Up Close: The Medical Abnormalities of the Two Brothers
The two brothers whose bones Kalisher analyzed were buried with fine Cypriot pottery and other valuable possessions. This clearly suggests that the pair were elite members of society and possibly even royals themselves.
Kalisher noted that the burials were very humane, despite the brothers suffering from disabilities. This implies no signs of ostracization as they were honored in death with a shared grave, alongside food offerings and fine ceramics. This is of particular cultural and anthropological importance.
“These brothers were obviously living with some pretty intense pathological circumstances that, in this time, would have been tough to endure without wealth and status. If you’re elite, maybe you don’t have to work as much. If you’re elite, maybe you can eat a special diet. If you’re elite, maybe you’re able to survive a severe illness longer because you have access to care,” observed Kalisher.
The skeletal abnormalities Kalisher spotted in both brothers included an additional cranial suture and an extra molar in one corner of the older brother's mouth, which could have indicated a congenital syndrome such as Cleidocranial dysplasia. Both brothers’ bones showed minor evidence of sustained iron deficiency anemia in childhood, which could have impacted their development, reports NPR.
Kalisher believes that they both ultimately succumbed to an infectious disease. A third of one brother's skeleton and half of the other brother's show porosity, legions, and signs of previous inflammation in the membrane covering the bones, which together suggest they had systemic, sustained cases of an infectious disease like tuberculosis or leprosy.
Selected skeletal elements from Individual 2 which show the extent and variety of the lesions and bone porosity. (Kalisher et al/PLoS ONE)

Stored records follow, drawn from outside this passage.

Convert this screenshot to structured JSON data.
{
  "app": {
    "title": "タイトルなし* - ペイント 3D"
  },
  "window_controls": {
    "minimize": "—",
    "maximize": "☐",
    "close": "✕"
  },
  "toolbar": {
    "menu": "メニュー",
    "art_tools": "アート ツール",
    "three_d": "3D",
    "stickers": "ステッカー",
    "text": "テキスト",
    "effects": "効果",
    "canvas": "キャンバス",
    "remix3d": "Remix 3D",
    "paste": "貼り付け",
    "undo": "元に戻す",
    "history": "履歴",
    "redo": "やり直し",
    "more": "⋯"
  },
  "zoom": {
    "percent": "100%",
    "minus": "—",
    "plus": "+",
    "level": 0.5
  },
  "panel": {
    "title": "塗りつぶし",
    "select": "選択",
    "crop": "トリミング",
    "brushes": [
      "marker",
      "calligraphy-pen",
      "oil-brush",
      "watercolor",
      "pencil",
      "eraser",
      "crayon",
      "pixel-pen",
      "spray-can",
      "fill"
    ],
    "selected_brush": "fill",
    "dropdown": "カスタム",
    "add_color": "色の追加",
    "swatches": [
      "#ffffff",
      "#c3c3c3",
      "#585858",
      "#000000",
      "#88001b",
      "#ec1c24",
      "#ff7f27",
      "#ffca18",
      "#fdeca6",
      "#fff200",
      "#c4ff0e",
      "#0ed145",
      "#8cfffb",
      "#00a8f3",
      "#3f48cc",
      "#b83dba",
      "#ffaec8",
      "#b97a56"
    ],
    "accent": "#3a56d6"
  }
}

Kalisher is currently also working with researchers at Germany’s Max Planck Institute for Evolutionary Anthropology to conduct DNA analyses of specific lesions in the bones. If they find bacterial DNA consistent with leprosy, these brothers will be among the earliest documented examples of leprosy in the world.
“Leprosy can spread within family units, not just because of the close proximity but also because your susceptibility to the disease is influenced by your genetic landscape,” Kalisher said. “At the same time, leprosy is hard to identify because it affects the bones in stages, which might not happen in the same order or with the same severity for everyone. It’s hard for us to say for sure whether these brothers had leprosy or some other infectious disease.”
Despite all the evidence of trephination uncovered over the last 200 years, there's still much archaeologists don't know. It's not clear why some trephinations are round, suggesting the use of some sort of analog tool, while others are square or linear, like the one discovered at Megiddo.
“We have evidence that trephination has been this universal, widespread type of surgery for thousands of years,” Kalisher said. “But in the Near East, we don’t see it so often — there are only about a dozen examples of trephination in this entire region. My hope is that adding more examples to the scholarly record will deepen our field’s understanding of medical care and cultural dynamics in ancient cities in this area.”
Top image: The skeletal remains of two elite brothers at Megiddo, the focus of this study. Source: Kalisher, R et al / PLoS ONE
By Sahir Pandey
Daniel, A. 2023. Clues to Bronze Age cranial surgery revealed in ancient bones. Available at: https://www.npr.org/sections/health-shots/2023/02/22/1158721573/clues-to-bronze-age-cranial-surgery-revealed-in-ancient-bones.
Kalisher, R. et al. 2023. Cranial trephination and infectious disease in the Eastern Mediterranean: The evidence from two elite brothers from Late Bronze Megiddo, Israel. Available at: https://doi.org/10.1371/journal.pone.0281020
Kimball, J. 2023. Brown Ph.D. student uncovers early evidence of brain surgery in Ancient Near East. Available at: https://www.brown.edu/news/2023-02-22/megiddo.
Strickland, A. 2023. An elite Bronze Age man had brain surgery more than 3,000 years ago. Available at: https://edition.cnn.com/2023/02/22/world/bronze-age-brain-surgery-scn/index.html.